A new study revealed Wednesday that the shape of the brain can have a considerable influence on our feeling, behaviour and transmission of communication signals to the body, challenging the previous notion that our thoughts and mental activities are due to billions of interconnected neurons, reported NBC News.

The study which was published in the journal Nature, concluded the study by examining brain MRI scans of 255 people. The study participants were also asked to carry out tasks such as tapping their fingers or recalling a sequence of images.

This is how the researchers gathered information about 10,000 different maps of the brains gathered from more than 1,000 experiments worldwide, to determine the connection of brain shape with its function.

In the next step, with the help of a computer model in which a brain size can contribute to the electrical activity of the brain, researchers compared that model to a pre-existing model of brain activity associated with the understanding of neuron connectivity as the driver of brain function.

In the findings, researchers noted that "the comparison showed that the new model provided a more accurate reconstruction of the brain activity shown in the MRI scans and brain activity maps than the prior model."

The lead author of the study James Pang, a research fellow at Monash University in Australia, said: "The size and shape of the pond help determine the nature of those ripples."

"The geometry is pretty important because it guides how the wave would look, which in turn relates to the activity patterns that you see when people perform different tasks," Pang added.

David Van Essen, a neuroscience professor at Washington University in St. Louis, said the "brain shape theory has been floated for more than a decade."

He noted: "But most researchers still subscribe to the classical hypothesis: that each of the brain's nearly 100 billion neurons or nerve cells, has an axon, which functions like a wire to carry information to other neurons, and that enables brain activity."

"The fundamental starting hypothesis is that the wiring of the brain is central to understanding how the brain functions," Van Essen said.

Pang said his "research doesn't discount the significance of communication between neurons; rather, it suggests that the geometry of the brain plays a more essential role in brain function."

"What the work is showing is that the shape has a stronger influence, but it’s not saying that connectivity is not important," he said.

Pang also underlined that the brain "shape hypothesis comes with an advantage: Brain shape is easier to measure than brain wiring, so paying closer attention to the size or curves of the brain could open new avenues for research."

He was of the view that "one topic worth exploring is the possible role of brain shape in the development of psychiatric and neurological diseases."

According to Pang, in theory, the speed at which travelling waves spread to different regions of the brain might affect how people process information. "That, in turn, could contribute to patterns of brain activity associated with diseases like schizophrenia or depression."

Pang said the findings "remain robust" even after performing an individual-level analysis of brain shape.

Pang said his research isn't definitive, but noted that in his view, the new study "strengthens the theory" that brain shape has a greater influence on brain activity than the wiring of neurons.

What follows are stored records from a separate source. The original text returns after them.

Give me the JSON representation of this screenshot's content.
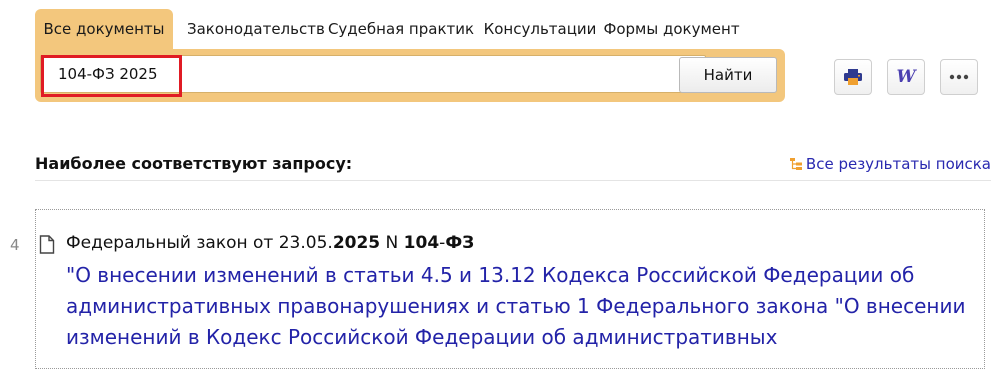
{
  "tabs": [
    {
      "label": "Все документы",
      "active": true
    },
    {
      "label": "Законодательств",
      "active": false
    },
    {
      "label": "Судебная практик",
      "active": false
    },
    {
      "label": "Консультации",
      "active": false
    },
    {
      "label": "Формы документ",
      "active": false
    }
  ],
  "search": {
    "value": "104-ФЗ 2025",
    "find_label": "Найти",
    "clear_icon": "close-icon"
  },
  "toolbar": {
    "print_icon": "printer-icon",
    "word_label": "W",
    "more_icon": "more-dots-icon"
  },
  "results": {
    "header": "Наиболее соответствуют запросу:",
    "all_results_label": "Все результаты поиска",
    "items": [
      {
        "number": "4",
        "heading_prefix": "Федеральный закон от 23.05.",
        "heading_year": "2025",
        "heading_mid": " N ",
        "heading_num": "104",
        "heading_dash": "-",
        "heading_fz": "ФЗ",
        "title": "\"О внесении изменений в статьи 4.5 и 13.12 Кодекса Российской Федерации об административных правонарушениях и статью 1 Федерального закона \"О внесении изменений в Кодекс Российской Федерации об административных"
      }
    ]
  },
  "colors": {
    "accent": "#f3c77d",
    "link": "#2323a8",
    "highlight": "#e01b24",
    "printer_blue": "#2f3a8f",
    "printer_orange": "#f0a030"
  }
}
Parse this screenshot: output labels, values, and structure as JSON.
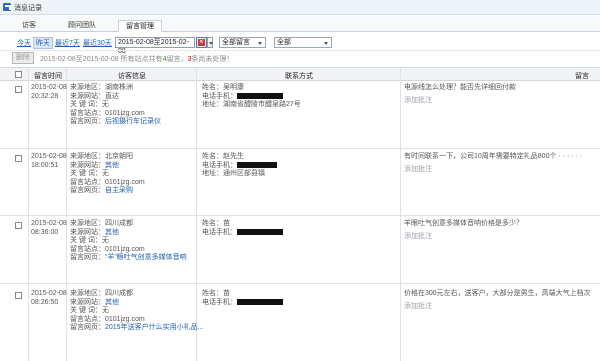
{
  "window": {
    "title": "消息记录"
  },
  "tabs": [
    {
      "label": "访客",
      "active": false
    },
    {
      "label": "顾问团队",
      "active": false
    },
    {
      "label": "留言管理",
      "active": true
    }
  ],
  "filter": {
    "quick_links": [
      {
        "label": "今天",
        "active": false
      },
      {
        "label": "昨天",
        "active": true
      },
      {
        "label": "最近7天",
        "active": false
      },
      {
        "label": "最近30天",
        "active": false
      }
    ],
    "date_range": "2015-02-08至2015-02-08",
    "type_select": "全部留言",
    "status_select": "全部"
  },
  "actions": {
    "delete_label": "删除",
    "status_prefix": "2015-02-08至2015-02-08  所有站点共有",
    "total_count": "4",
    "status_mid": "留言，",
    "unprocessed_count": "3",
    "status_suffix": "条尚未处理！"
  },
  "table": {
    "headers": [
      "留言时间",
      "访客信息",
      "联系方式",
      "留言"
    ],
    "rows": [
      {
        "date": "2015-02-08",
        "time": "20:32:28",
        "region": "来源地区：湖南株洲",
        "site_label": "来源网站：",
        "site": "直达",
        "keyword": "关 键 词：无",
        "station": "留言站点：0101jzg.com",
        "page_label": "留言网页：",
        "page": "后视摄行车记录仪",
        "name": "姓名：吴明康",
        "phone_label": "电话手机：",
        "address": "地址：湖南省醴陵市醴泉路27号",
        "message": "电源线怎么处理？能否先详细回付款",
        "note": "添加批注"
      },
      {
        "date": "2015-02-08",
        "time": "18:00:51",
        "region": "来源地区：北京朝阳",
        "site_label": "来源网站：",
        "site": "其他",
        "keyword": "关 键 词：无",
        "station": "留言站点：0101jzg.com",
        "page_label": "留言网页：",
        "page": "自主采购",
        "name": "姓名：赵先生",
        "phone_label": "电话手机：",
        "address": "地址：通州区部县镇",
        "message": "有时间联系一下，公司10周年需要特定礼品800个 · · · · · ·",
        "note": "添加批注"
      },
      {
        "date": "2015-02-08",
        "time": "08:36:00",
        "region": "来源地区：四川成都",
        "site_label": "来源网站：",
        "site": "其他",
        "keyword": "关 键 词：无",
        "station": "留言站点：0101jzg.com",
        "page_label": "留言网页：",
        "page": "“羊”眼吐气创意多媒体音响",
        "name": "姓名：苗",
        "phone_label": "电话手机：",
        "address": "",
        "message": "羊眼吐气创意多媒体音响价格是多少？",
        "note": "添加批注"
      },
      {
        "date": "2015-02-08",
        "time": "08:26:50",
        "region": "来源地区：四川成都",
        "site_label": "来源网站：",
        "site": "其他",
        "keyword": "关 键 词：无",
        "station": "留言站点：0101jzg.com",
        "page_label": "留言网页：",
        "page": "2015年送客户什么实用小礼品...",
        "name": "姓名：苗",
        "phone_label": "电话手机：",
        "address": "",
        "message": "价格在300元左右，送客户，大部分是男生，高端大气上档次",
        "note": "添加批注"
      }
    ]
  }
}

"We're pretty confident that the influence is really there," he said.